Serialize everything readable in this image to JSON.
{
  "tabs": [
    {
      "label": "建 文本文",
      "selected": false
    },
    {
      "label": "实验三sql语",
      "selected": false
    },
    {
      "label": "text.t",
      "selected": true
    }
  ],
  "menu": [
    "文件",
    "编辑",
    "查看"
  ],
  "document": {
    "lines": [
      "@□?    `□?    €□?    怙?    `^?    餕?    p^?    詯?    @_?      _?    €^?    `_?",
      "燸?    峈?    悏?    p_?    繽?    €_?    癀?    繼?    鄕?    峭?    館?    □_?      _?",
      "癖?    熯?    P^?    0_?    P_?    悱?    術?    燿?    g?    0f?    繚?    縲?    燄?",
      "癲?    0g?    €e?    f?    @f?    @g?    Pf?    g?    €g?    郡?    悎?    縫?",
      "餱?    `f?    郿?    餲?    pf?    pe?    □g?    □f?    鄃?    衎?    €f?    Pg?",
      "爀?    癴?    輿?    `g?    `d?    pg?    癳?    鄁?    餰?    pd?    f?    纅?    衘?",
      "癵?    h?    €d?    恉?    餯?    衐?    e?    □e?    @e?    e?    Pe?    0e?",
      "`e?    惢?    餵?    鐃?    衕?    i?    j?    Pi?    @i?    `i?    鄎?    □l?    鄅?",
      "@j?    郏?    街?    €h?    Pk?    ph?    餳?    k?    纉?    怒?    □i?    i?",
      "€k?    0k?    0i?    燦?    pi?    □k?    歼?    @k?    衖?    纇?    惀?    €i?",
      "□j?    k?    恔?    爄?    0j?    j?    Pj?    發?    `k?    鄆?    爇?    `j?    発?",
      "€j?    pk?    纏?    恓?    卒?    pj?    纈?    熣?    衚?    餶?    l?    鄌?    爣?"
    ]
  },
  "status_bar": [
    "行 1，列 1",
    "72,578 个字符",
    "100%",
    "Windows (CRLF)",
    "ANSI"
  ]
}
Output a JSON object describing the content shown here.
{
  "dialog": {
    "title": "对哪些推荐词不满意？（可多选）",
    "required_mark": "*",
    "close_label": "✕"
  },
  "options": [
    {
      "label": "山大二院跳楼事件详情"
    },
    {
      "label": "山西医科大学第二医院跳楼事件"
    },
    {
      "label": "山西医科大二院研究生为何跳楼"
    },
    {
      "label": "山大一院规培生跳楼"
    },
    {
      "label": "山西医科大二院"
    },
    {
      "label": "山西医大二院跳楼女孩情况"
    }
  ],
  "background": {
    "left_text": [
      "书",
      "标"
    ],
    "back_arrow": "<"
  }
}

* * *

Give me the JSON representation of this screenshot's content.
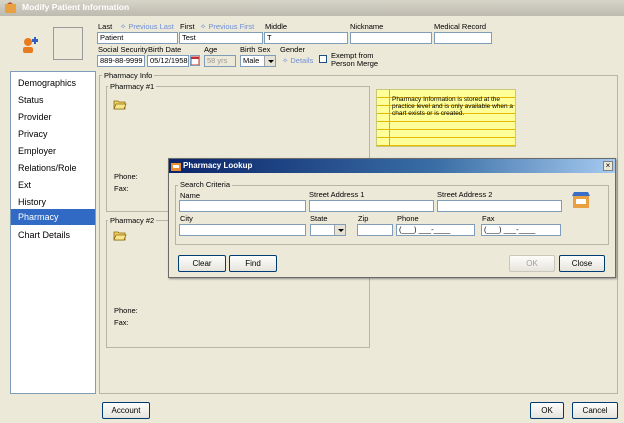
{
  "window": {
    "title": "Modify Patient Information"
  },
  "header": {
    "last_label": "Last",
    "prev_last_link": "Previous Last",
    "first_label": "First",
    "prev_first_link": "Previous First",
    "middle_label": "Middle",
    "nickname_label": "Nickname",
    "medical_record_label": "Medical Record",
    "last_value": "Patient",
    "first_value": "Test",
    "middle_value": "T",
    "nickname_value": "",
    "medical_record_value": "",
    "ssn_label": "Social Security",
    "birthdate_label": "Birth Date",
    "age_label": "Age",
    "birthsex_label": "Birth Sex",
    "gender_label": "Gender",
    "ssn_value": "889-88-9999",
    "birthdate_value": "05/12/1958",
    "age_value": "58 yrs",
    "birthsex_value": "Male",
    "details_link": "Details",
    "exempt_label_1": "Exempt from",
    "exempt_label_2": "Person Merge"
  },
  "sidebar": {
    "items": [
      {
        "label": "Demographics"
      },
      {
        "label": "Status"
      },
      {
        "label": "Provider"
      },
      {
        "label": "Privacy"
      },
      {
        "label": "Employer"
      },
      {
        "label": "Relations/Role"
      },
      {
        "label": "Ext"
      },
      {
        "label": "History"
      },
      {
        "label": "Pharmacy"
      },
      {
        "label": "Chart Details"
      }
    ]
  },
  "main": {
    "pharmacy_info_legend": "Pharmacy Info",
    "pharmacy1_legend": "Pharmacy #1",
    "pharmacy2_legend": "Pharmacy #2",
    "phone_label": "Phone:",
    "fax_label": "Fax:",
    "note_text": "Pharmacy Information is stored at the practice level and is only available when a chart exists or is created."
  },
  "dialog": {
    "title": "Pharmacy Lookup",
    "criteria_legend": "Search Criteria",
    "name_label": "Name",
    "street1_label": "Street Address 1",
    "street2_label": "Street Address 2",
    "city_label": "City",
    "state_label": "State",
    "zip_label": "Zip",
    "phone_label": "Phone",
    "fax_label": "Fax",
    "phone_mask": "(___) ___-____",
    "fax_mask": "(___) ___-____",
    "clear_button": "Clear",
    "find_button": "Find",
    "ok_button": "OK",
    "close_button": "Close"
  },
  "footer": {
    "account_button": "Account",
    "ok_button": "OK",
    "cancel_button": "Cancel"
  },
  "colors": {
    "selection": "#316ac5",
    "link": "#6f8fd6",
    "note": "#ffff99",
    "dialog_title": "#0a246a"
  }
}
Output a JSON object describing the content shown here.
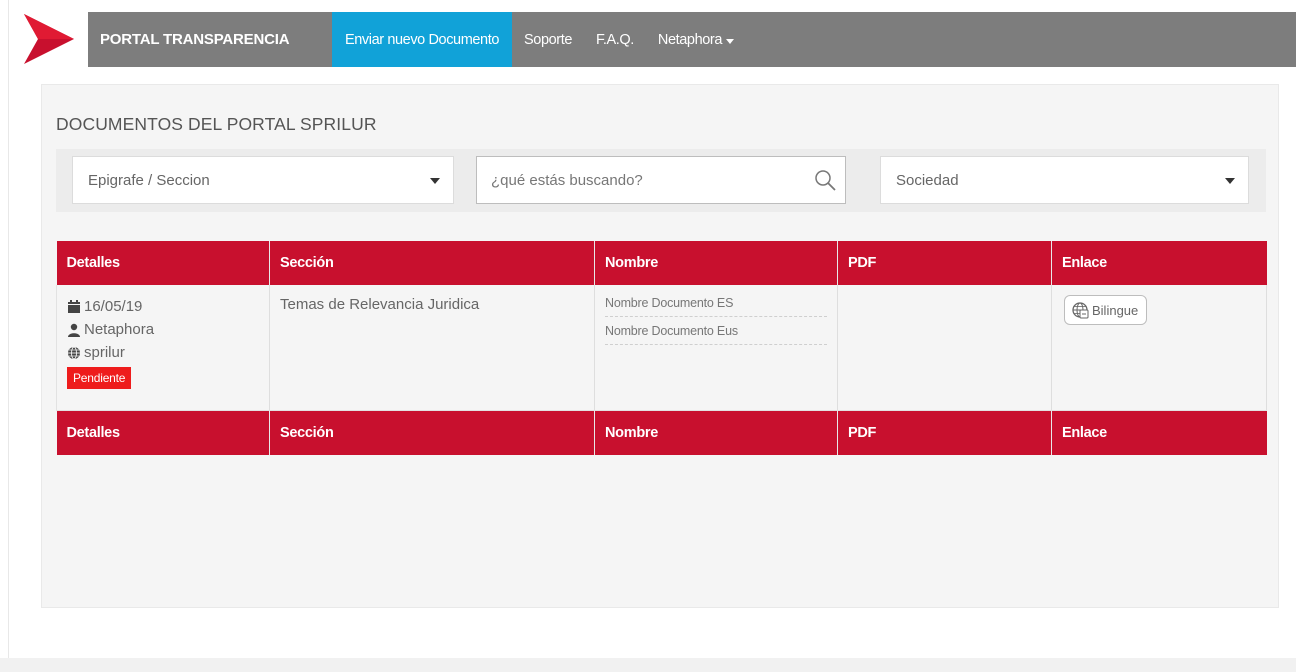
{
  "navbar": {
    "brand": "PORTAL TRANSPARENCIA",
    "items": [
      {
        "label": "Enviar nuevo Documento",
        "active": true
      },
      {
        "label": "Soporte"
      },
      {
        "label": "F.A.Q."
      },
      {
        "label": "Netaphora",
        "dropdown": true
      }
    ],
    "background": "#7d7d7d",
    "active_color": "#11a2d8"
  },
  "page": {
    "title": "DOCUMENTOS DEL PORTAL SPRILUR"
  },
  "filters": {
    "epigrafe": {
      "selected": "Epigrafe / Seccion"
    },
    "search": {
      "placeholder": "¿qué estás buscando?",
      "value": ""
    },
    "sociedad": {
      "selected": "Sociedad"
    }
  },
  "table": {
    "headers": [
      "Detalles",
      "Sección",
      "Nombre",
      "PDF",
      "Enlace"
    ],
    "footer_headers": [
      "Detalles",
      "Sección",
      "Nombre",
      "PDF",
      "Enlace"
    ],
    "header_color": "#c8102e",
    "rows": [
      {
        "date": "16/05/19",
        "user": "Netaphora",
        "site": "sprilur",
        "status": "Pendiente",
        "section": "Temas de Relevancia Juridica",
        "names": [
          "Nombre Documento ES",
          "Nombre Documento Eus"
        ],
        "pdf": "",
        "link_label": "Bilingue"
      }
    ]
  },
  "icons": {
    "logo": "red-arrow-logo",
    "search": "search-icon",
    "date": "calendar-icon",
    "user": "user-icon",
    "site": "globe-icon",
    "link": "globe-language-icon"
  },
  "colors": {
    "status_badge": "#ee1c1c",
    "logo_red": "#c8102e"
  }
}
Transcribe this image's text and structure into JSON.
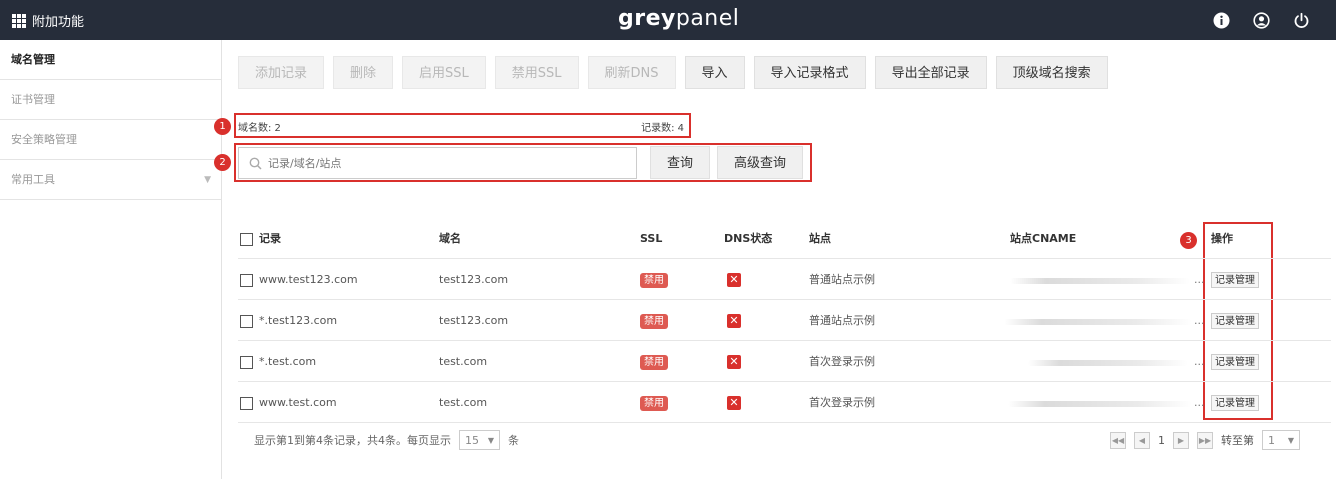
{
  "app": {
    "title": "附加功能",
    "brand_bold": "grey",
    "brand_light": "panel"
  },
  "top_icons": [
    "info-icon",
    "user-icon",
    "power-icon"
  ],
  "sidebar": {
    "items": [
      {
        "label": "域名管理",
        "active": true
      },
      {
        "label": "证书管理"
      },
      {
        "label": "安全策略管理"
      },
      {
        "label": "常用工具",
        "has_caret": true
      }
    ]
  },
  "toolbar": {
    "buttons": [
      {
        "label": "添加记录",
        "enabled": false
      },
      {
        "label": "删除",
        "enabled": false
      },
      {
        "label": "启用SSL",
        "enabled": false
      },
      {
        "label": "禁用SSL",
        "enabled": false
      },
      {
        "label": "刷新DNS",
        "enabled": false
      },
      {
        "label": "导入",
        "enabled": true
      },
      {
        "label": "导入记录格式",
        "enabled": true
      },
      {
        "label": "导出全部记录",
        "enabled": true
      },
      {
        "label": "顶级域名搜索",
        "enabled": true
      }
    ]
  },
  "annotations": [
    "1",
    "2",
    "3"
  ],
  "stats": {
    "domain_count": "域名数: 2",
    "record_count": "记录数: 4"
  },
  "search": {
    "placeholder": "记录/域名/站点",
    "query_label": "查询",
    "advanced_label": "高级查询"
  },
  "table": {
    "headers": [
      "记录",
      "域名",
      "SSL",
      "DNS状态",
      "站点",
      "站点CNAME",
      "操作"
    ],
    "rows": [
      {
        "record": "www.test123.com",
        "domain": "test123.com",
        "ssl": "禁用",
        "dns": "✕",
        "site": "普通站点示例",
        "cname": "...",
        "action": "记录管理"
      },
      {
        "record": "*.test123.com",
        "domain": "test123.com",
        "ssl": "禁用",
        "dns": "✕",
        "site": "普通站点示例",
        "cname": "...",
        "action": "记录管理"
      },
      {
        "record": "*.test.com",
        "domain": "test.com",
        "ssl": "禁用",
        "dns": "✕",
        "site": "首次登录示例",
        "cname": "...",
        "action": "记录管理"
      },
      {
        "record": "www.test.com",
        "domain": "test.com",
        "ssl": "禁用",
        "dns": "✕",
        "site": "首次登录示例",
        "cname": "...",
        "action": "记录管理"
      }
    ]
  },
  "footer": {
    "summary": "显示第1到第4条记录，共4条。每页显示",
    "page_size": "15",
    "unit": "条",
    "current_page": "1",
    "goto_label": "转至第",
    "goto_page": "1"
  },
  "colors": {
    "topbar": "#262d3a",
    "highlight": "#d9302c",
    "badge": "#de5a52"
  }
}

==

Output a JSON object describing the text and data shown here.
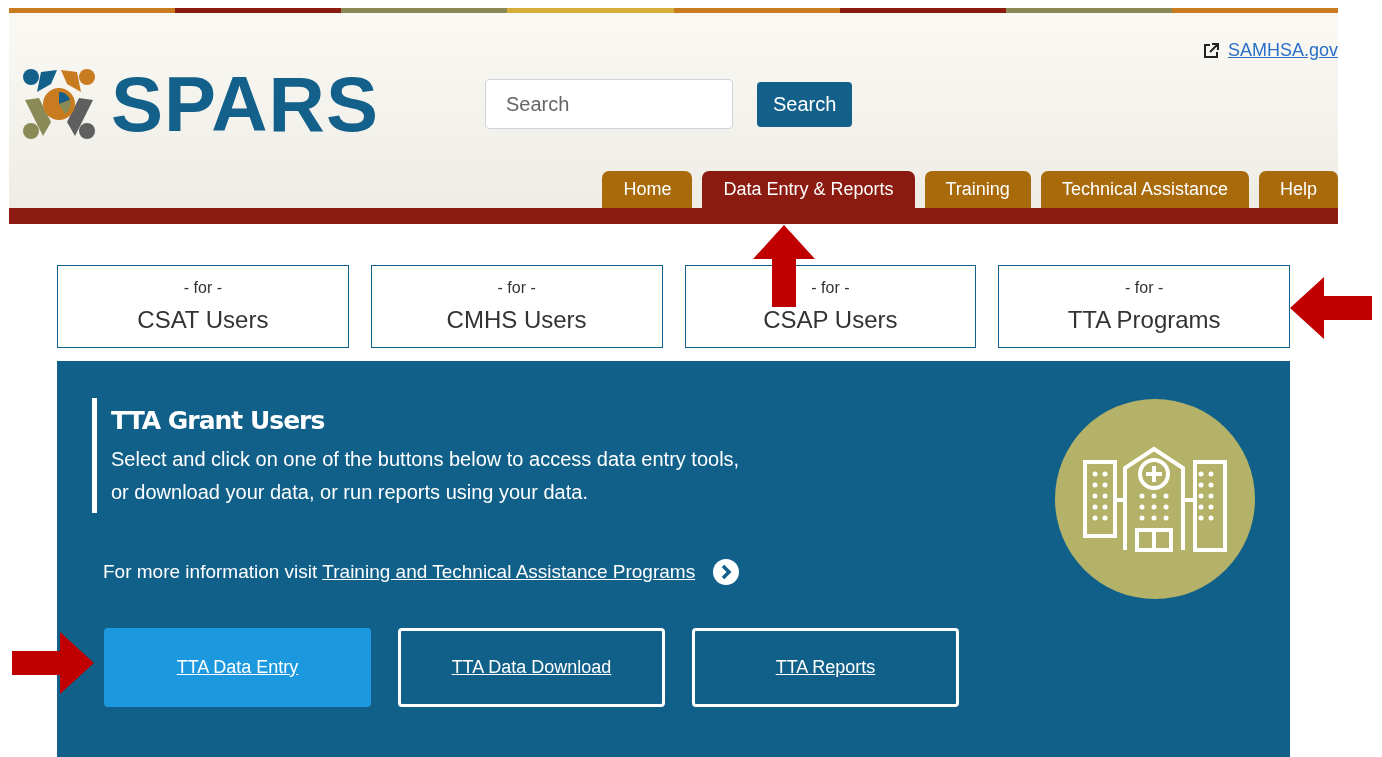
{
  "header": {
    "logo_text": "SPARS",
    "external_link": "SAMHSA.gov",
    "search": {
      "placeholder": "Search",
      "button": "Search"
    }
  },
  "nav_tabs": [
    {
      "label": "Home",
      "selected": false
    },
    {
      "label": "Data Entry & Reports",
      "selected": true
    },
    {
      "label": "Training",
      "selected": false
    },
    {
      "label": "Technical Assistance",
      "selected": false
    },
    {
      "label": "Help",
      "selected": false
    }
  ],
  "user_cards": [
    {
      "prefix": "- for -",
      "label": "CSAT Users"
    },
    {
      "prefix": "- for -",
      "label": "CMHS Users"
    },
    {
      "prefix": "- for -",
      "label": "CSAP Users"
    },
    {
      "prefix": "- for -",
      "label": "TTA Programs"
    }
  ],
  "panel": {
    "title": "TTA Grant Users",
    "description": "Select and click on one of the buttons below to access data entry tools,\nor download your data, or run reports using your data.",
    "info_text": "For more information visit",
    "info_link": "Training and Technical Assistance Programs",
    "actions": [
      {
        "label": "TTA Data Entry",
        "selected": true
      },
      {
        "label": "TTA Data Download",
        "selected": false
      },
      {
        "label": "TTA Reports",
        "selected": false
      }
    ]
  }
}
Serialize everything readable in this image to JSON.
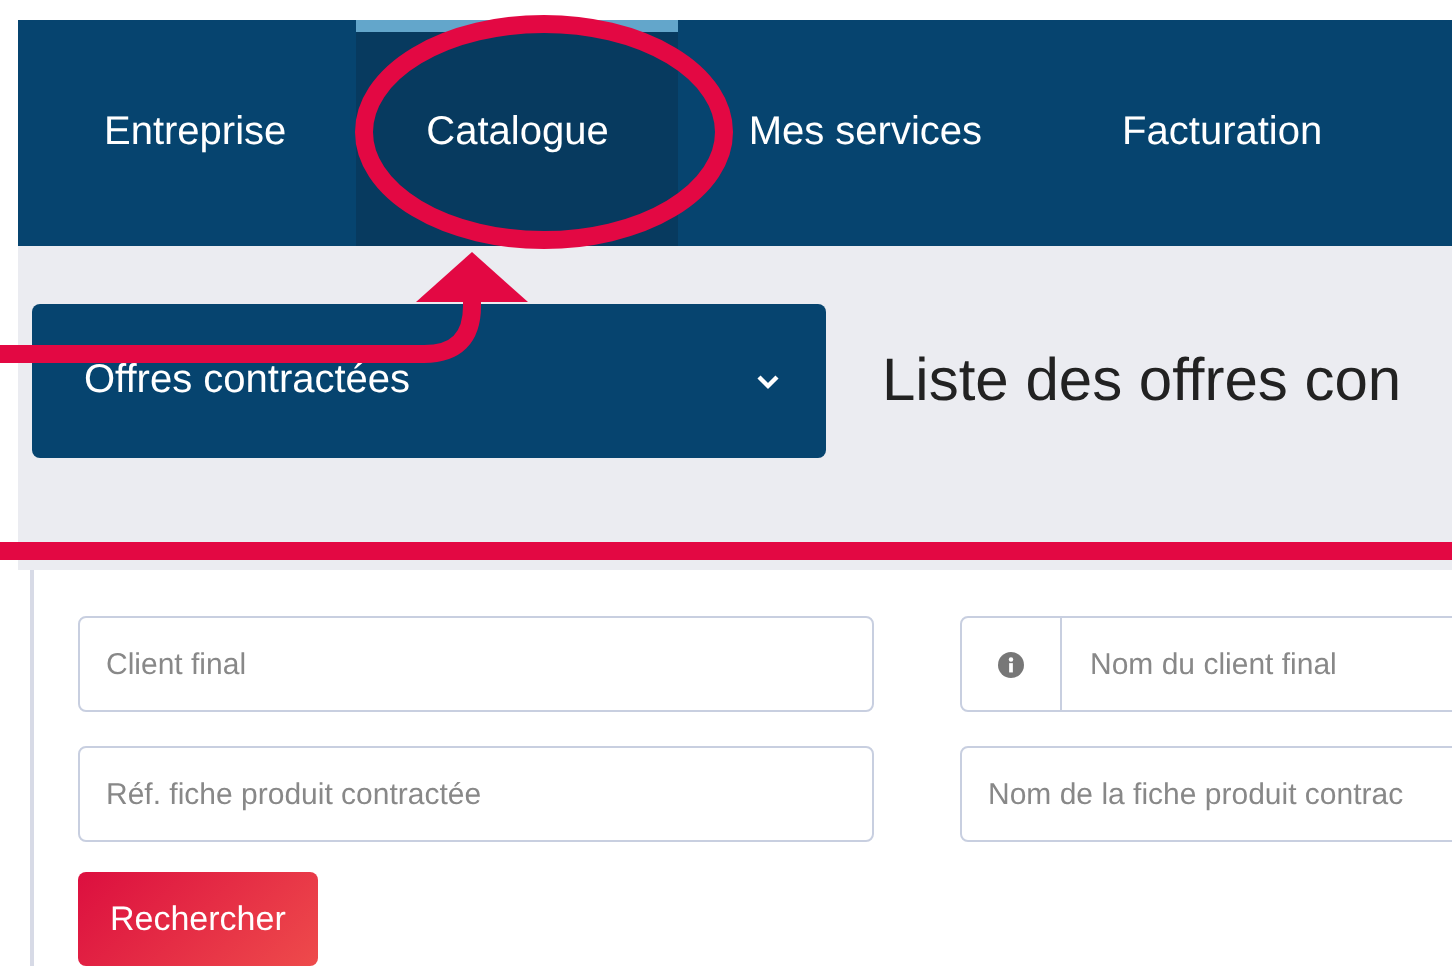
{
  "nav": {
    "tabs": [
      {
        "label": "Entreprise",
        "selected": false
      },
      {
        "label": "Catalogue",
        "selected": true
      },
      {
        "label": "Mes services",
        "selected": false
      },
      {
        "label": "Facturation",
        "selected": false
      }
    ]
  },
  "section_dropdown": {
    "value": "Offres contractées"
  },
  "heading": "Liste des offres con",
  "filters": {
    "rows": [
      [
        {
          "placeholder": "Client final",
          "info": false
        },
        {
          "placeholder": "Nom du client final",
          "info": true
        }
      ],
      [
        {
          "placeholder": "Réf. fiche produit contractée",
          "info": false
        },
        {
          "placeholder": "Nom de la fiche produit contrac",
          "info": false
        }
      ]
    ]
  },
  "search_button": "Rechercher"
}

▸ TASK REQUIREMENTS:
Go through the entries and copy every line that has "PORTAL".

▸ WRITTEN SOLUTION:
    "brand": "PORTAL TRANSPARENCIA",
    "title": "DOCUMENTOS DEL PORTAL SPRILUR"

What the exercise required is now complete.